> _Given records_:
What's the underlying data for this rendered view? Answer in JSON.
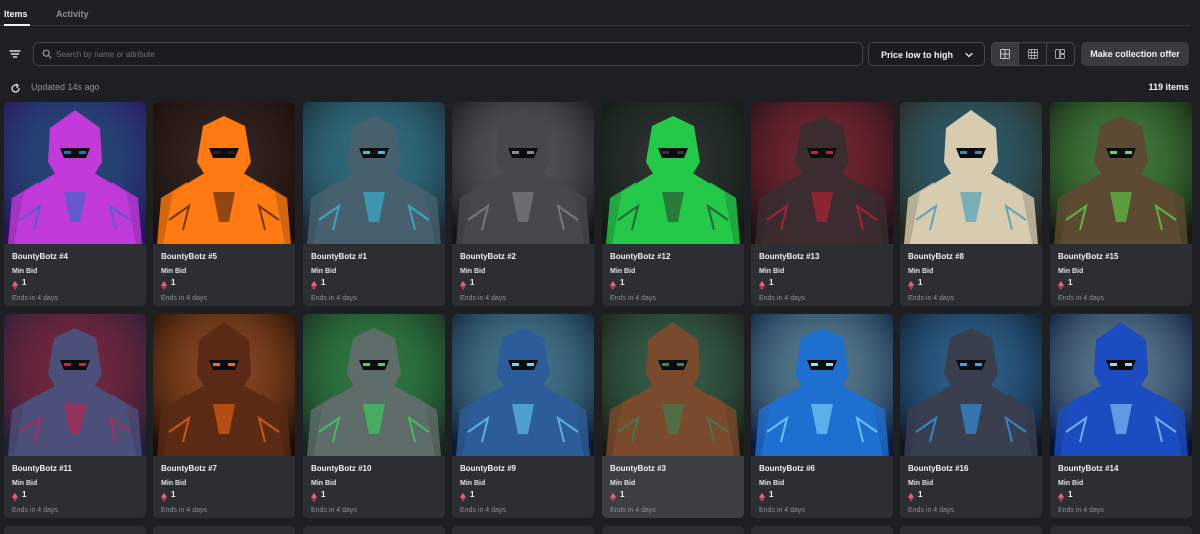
{
  "tabs": [
    {
      "label": "Items",
      "active": true
    },
    {
      "label": "Activity",
      "active": false
    }
  ],
  "search": {
    "placeholder": "Search by name or attribute",
    "value": ""
  },
  "sort": {
    "label": "Price low to high"
  },
  "view_modes": [
    "grid-large-icon",
    "grid-small-icon",
    "gallery-icon"
  ],
  "offer_button": {
    "label": "Make collection offer"
  },
  "status": {
    "updated": "Updated 14s ago",
    "count": "119 items"
  },
  "card_labels": {
    "min_bid": "Min Bid",
    "currency_icon": "eth-icon"
  },
  "items": [
    {
      "name": "BountyBotz #4",
      "price": "1",
      "ends": "Ends in 4 days",
      "palette": [
        "#2a1358",
        "#c23ad9",
        "#1c73c9"
      ]
    },
    {
      "name": "BountyBotz #5",
      "price": "1",
      "ends": "Ends in 4 days",
      "palette": [
        "#1a0f0a",
        "#ff7a12",
        "#3a1a10"
      ]
    },
    {
      "name": "BountyBotz #1",
      "price": "1",
      "ends": "Ends in 4 days",
      "palette": [
        "#1b2630",
        "#46606e",
        "#39c3e6"
      ]
    },
    {
      "name": "BountyBotz #2",
      "price": "1",
      "ends": "Ends in 4 days",
      "palette": [
        "#141416",
        "#47474d",
        "#8a8a92"
      ]
    },
    {
      "name": "BountyBotz #12",
      "price": "1",
      "ends": "Ends in 4 days",
      "palette": [
        "#0f1a12",
        "#24c94a",
        "#2e3a30"
      ]
    },
    {
      "name": "BountyBotz #13",
      "price": "1",
      "ends": "Ends in 4 days",
      "palette": [
        "#1a1216",
        "#3b2c30",
        "#d11f33"
      ]
    },
    {
      "name": "BountyBotz #8",
      "price": "1",
      "ends": "Ends in 4 days",
      "palette": [
        "#2a2418",
        "#d8ccb0",
        "#2c96b8"
      ]
    },
    {
      "name": "BountyBotz #15",
      "price": "1",
      "ends": "Ends in 4 days",
      "palette": [
        "#141a12",
        "#5c4a32",
        "#5ee04a"
      ]
    },
    {
      "name": "BountyBotz #11",
      "price": "1",
      "ends": "Ends in 4 days",
      "palette": [
        "#221f3a",
        "#4b4f7a",
        "#d11f44"
      ]
    },
    {
      "name": "BountyBotz #7",
      "price": "1",
      "ends": "Ends in 4 days",
      "palette": [
        "#180d08",
        "#5a2a14",
        "#ff6a12"
      ]
    },
    {
      "name": "BountyBotz #10",
      "price": "1",
      "ends": "Ends in 4 days",
      "palette": [
        "#1a2320",
        "#5f6d6a",
        "#33e05a"
      ]
    },
    {
      "name": "BountyBotz #9",
      "price": "1",
      "ends": "Ends in 4 days",
      "palette": [
        "#0c1a2e",
        "#2d5c9a",
        "#6ad6ff"
      ]
    },
    {
      "name": "BountyBotz #3",
      "price": "1",
      "ends": "Ends in 4 days",
      "palette": [
        "#1c1a14",
        "#7a4a2c",
        "#2e8a5a"
      ],
      "hovered": true
    },
    {
      "name": "BountyBotz #6",
      "price": "1",
      "ends": "Ends in 4 days",
      "palette": [
        "#0a1a3a",
        "#1f6fd0",
        "#8fe4ff"
      ]
    },
    {
      "name": "BountyBotz #16",
      "price": "1",
      "ends": "Ends in 4 days",
      "palette": [
        "#101420",
        "#3a3f50",
        "#2fa6ff"
      ]
    },
    {
      "name": "BountyBotz #14",
      "price": "1",
      "ends": "Ends in 4 days",
      "palette": [
        "#061232",
        "#1b4cc0",
        "#9ad8ff"
      ]
    }
  ]
}
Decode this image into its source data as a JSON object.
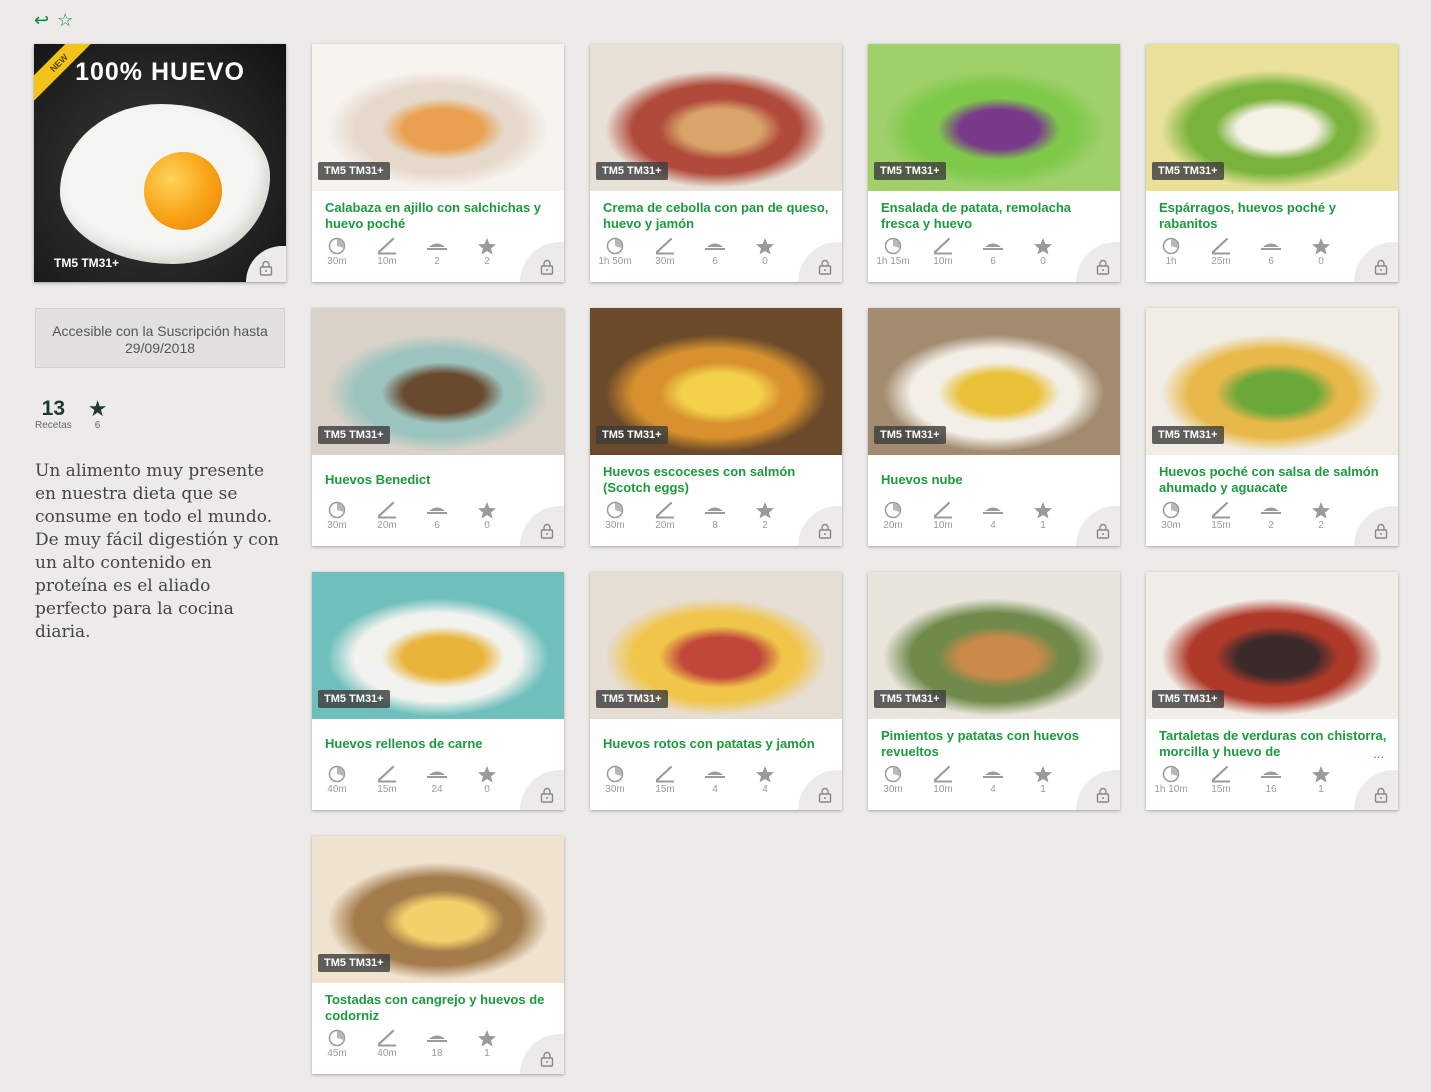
{
  "nav": {
    "back_icon": "↩",
    "favorite_icon": "☆"
  },
  "collection": {
    "title": "100% HUEVO",
    "new_label": "NEW",
    "badges": "TM5  TM31+",
    "subscription": "Accesible con la Suscripción hasta 29/09/2018",
    "recipes_count": "13",
    "recipes_label": "Recetas",
    "favorites_count": "6",
    "description": "Un alimento muy presente en nuestra dieta que se consume en todo el mundo. De muy fácil digestión y con un alto contenido en proteína es el aliado perfecto para la cocina diaria."
  },
  "badges_text": "TM5  TM31+",
  "recipes": [
    {
      "title": "Calabaza en ajillo con salchichas y huevo poché",
      "total": "30m",
      "prep": "10m",
      "portions": "2",
      "rating": "2",
      "colors": [
        "#f7f3ee",
        "#e6d9cc",
        "#e9a14f"
      ]
    },
    {
      "title": "Crema de cebolla con pan de queso, huevo y jamón",
      "total": "1h 50m",
      "prep": "30m",
      "portions": "6",
      "rating": "0",
      "colors": [
        "#e8e1d8",
        "#b04a3a",
        "#d9a46a"
      ]
    },
    {
      "title": "Ensalada de patata, remolacha fresca y huevo",
      "total": "1h 15m",
      "prep": "10m",
      "portions": "6",
      "rating": "0",
      "colors": [
        "#9fd06a",
        "#7ec94a",
        "#7a3a8a"
      ]
    },
    {
      "title": "Espárragos, huevos poché y rabanitos",
      "total": "1h",
      "prep": "25m",
      "portions": "6",
      "rating": "0",
      "colors": [
        "#e9e19a",
        "#7ab33c",
        "#f6f1e6"
      ]
    },
    {
      "title": "Huevos Benedict",
      "total": "30m",
      "prep": "20m",
      "portions": "6",
      "rating": "0",
      "colors": [
        "#d9d2c8",
        "#9cc4bf",
        "#6a4a2e"
      ]
    },
    {
      "title": "Huevos escoceses con salmón (Scotch eggs)",
      "total": "30m",
      "prep": "20m",
      "portions": "8",
      "rating": "2",
      "colors": [
        "#6a4a2a",
        "#d8912e",
        "#f3d14a"
      ]
    },
    {
      "title": "Huevos nube",
      "total": "20m",
      "prep": "10m",
      "portions": "4",
      "rating": "1",
      "colors": [
        "#a28b6e",
        "#f3efe6",
        "#e9c23a"
      ]
    },
    {
      "title": "Huevos poché con salsa de salmón ahumado y aguacate",
      "total": "30m",
      "prep": "15m",
      "portions": "2",
      "rating": "2",
      "colors": [
        "#f1ede4",
        "#e9b84a",
        "#6aa83a"
      ]
    },
    {
      "title": "Huevos rellenos de carne",
      "total": "40m",
      "prep": "15m",
      "portions": "24",
      "rating": "0",
      "colors": [
        "#6fc0bd",
        "#f2f2ee",
        "#e9b43a"
      ]
    },
    {
      "title": "Huevos rotos con patatas y jamón",
      "total": "30m",
      "prep": "15m",
      "portions": "4",
      "rating": "4",
      "colors": [
        "#e6ddd3",
        "#f0c54a",
        "#c0473a"
      ]
    },
    {
      "title": "Pimientos y patatas con huevos revueltos",
      "total": "30m",
      "prep": "10m",
      "portions": "4",
      "rating": "1",
      "colors": [
        "#e9e4dc",
        "#6f8a4a",
        "#c98a4a"
      ]
    },
    {
      "title": "Tartaletas de verduras con chistorra, morcilla y huevo de",
      "total": "1h 10m",
      "prep": "15m",
      "portions": "16",
      "rating": "1",
      "colors": [
        "#f1eee9",
        "#b03a2a",
        "#3a2a2a"
      ],
      "more": "..."
    },
    {
      "title": "Tostadas con cangrejo y huevos de codorniz",
      "total": "45m",
      "prep": "40m",
      "portions": "18",
      "rating": "1",
      "colors": [
        "#efe3d0",
        "#a47b4a",
        "#f3d06a"
      ]
    }
  ]
}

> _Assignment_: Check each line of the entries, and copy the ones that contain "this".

> _Your solution_:
What's the underlying data for this rendered view? Answer in JSON.
Decode this image into its source data as a JSON object.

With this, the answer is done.